The Will to Drive – Optional missions that are scattered throughout the city earn you will power points, as will performing car stunts like drifting. These points can be used to buy new cars, with garages scattered throughout the map. Cars are fully licensed and range from your basic, slow vehicle, to a quick supercar such as a Ford GT. Driving mechanics aren’t especially realistic but they do compliment the pacing and tone of the experience, blending arcadey handling with accessible controls. After all, the experience is very much driven by stunts and quick driving action, so the developer has certainly hit the mark in that regard.
Repetitive later on – There’s a fantastic amount of content in Driver: San Francisco, but it is ultimately held down by a sense of receptiveness towards the end of the experience. The abundance of side-missions blanket how often you’ll actually be doing the same tasks over and over again, but leading into the game’s conclusion much of what you’ll be doing would have already been done early on. The main missions don’t have this issue, but Tanner’s missions can only be unlocked by completing all of the side-missions, and these are just made up of the same objectives over and over.

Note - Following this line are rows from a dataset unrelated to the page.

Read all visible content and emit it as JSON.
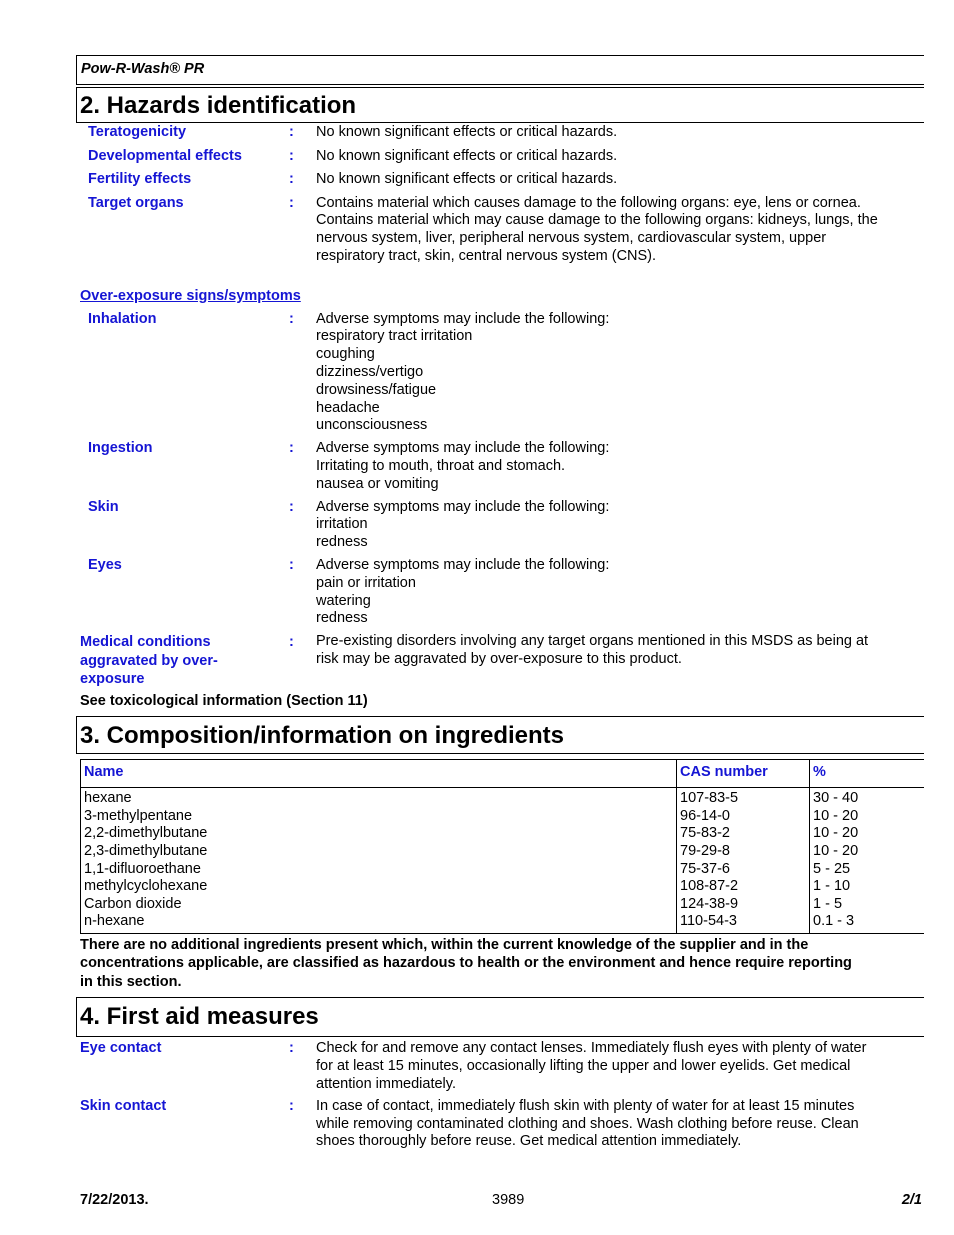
{
  "header": {
    "product_name": "Pow-R-Wash® PR"
  },
  "section2": {
    "title": "2. Hazards identification",
    "items": [
      {
        "label": "Teratogenicity",
        "lines": [
          "No known significant effects or critical hazards."
        ]
      },
      {
        "label": "Developmental effects",
        "lines": [
          "No known significant effects or critical hazards."
        ]
      },
      {
        "label": "Fertility effects",
        "lines": [
          "No known significant effects or critical hazards."
        ]
      },
      {
        "label": "Target organs",
        "lines": [
          "Contains material which causes damage to the following organs: eye, lens or cornea.",
          "Contains material which may cause damage to the following organs: kidneys, lungs, the",
          "nervous system, liver, peripheral nervous system, cardiovascular system, upper",
          "respiratory tract, skin, central nervous system (CNS)."
        ]
      }
    ],
    "overexposure_heading": "Over-exposure signs/symptoms",
    "symptoms": [
      {
        "label": "Inhalation",
        "lines": [
          "Adverse symptoms may include the following:",
          "respiratory tract irritation",
          "coughing",
          "dizziness/vertigo",
          "drowsiness/fatigue",
          "headache",
          "unconsciousness"
        ]
      },
      {
        "label": "Ingestion",
        "lines": [
          "Adverse symptoms may include the following:",
          "Irritating to mouth, throat and stomach.",
          "nausea or vomiting"
        ]
      },
      {
        "label": "Skin",
        "lines": [
          "Adverse symptoms may include the following:",
          "irritation",
          "redness"
        ]
      },
      {
        "label": "Eyes",
        "lines": [
          "Adverse symptoms may include the following:",
          "pain or irritation",
          "watering",
          "redness"
        ]
      }
    ],
    "medical_conditions": {
      "label_lines": [
        "Medical conditions",
        "aggravated by over-",
        "exposure"
      ],
      "lines": [
        "Pre-existing disorders involving any target organs mentioned in this MSDS as being at",
        "risk may be aggravated by over-exposure to this product."
      ]
    },
    "see_also": "See toxicological information (Section 11)"
  },
  "section3": {
    "title": "3. Composition/information on ingredients",
    "columns": [
      "Name",
      "CAS number",
      "%"
    ],
    "rows": [
      [
        "hexane",
        "107-83-5",
        "30 - 40"
      ],
      [
        "3-methylpentane",
        "96-14-0",
        "10 - 20"
      ],
      [
        "2,2-dimethylbutane",
        "75-83-2",
        "10 - 20"
      ],
      [
        "2,3-dimethylbutane",
        "79-29-8",
        "10 - 20"
      ],
      [
        "1,1-difluoroethane",
        "75-37-6",
        "5 - 25"
      ],
      [
        "methylcyclohexane",
        "108-87-2",
        "1 - 10"
      ],
      [
        "Carbon dioxide",
        "124-38-9",
        "1 - 5"
      ],
      [
        "n-hexane",
        "110-54-3",
        "0.1 - 3"
      ]
    ],
    "note_lines": [
      "There are no additional ingredients present which, within the current knowledge of the supplier and in the",
      "concentrations applicable, are classified as hazardous to health or the environment and hence require reporting",
      "in this section."
    ]
  },
  "section4": {
    "title": "4. First aid measures",
    "items": [
      {
        "label": "Eye contact",
        "lines": [
          "Check for and remove any contact lenses.  Immediately flush eyes with plenty of water",
          "for at least 15 minutes, occasionally lifting the upper and lower eyelids.  Get medical",
          "attention immediately."
        ]
      },
      {
        "label": "Skin contact",
        "lines": [
          "In case of contact, immediately flush skin with plenty of water for at least 15 minutes",
          "while removing contaminated clothing and shoes.  Wash clothing before reuse.  Clean",
          "shoes thoroughly before reuse.  Get medical attention immediately."
        ]
      }
    ]
  },
  "colon": ":",
  "footer": {
    "date": "7/22/2013.",
    "doc_number": "3989",
    "page": "2/1"
  },
  "colors": {
    "label_blue": "#1515d4",
    "text": "#000000"
  }
}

Storyline is downright ridiculous – Driver: San Francisco follows on from Driv3r, following main character Tanner and criminal Jericho. The criminal mastermind came to San Francsico after having escaped from Istanbul, only to be captured and imprisoned shortly after his arrival. As one might predict, Jericho escapes during a prison transfer, leading Tanner into an action-packed chasing sequence that offers a fantastic introduction to the experience. The chase ends with Tanner being run down and ending up in a coma, which forms the basis of the game’s narrative: while in his deep sleep, Tanner dreams of chasing after Tanner, and this is where the action takes place. It’s simply ridiculous but, thankfully, not especially influential on how entertaining the game can be.
The Final Verdict
Jam-packed full of content and with plenty of awesome licensed cars to enjoy, Driver: San Francisco is thrill ride that brings the series back to its driving roots. While the missions get a little repetitive near the end, the experience as a whole is refreshing and engaging, and the game’s ‘Shift’ mechanic makes for a very satisfying way of taking down the bad guys that plague the streets.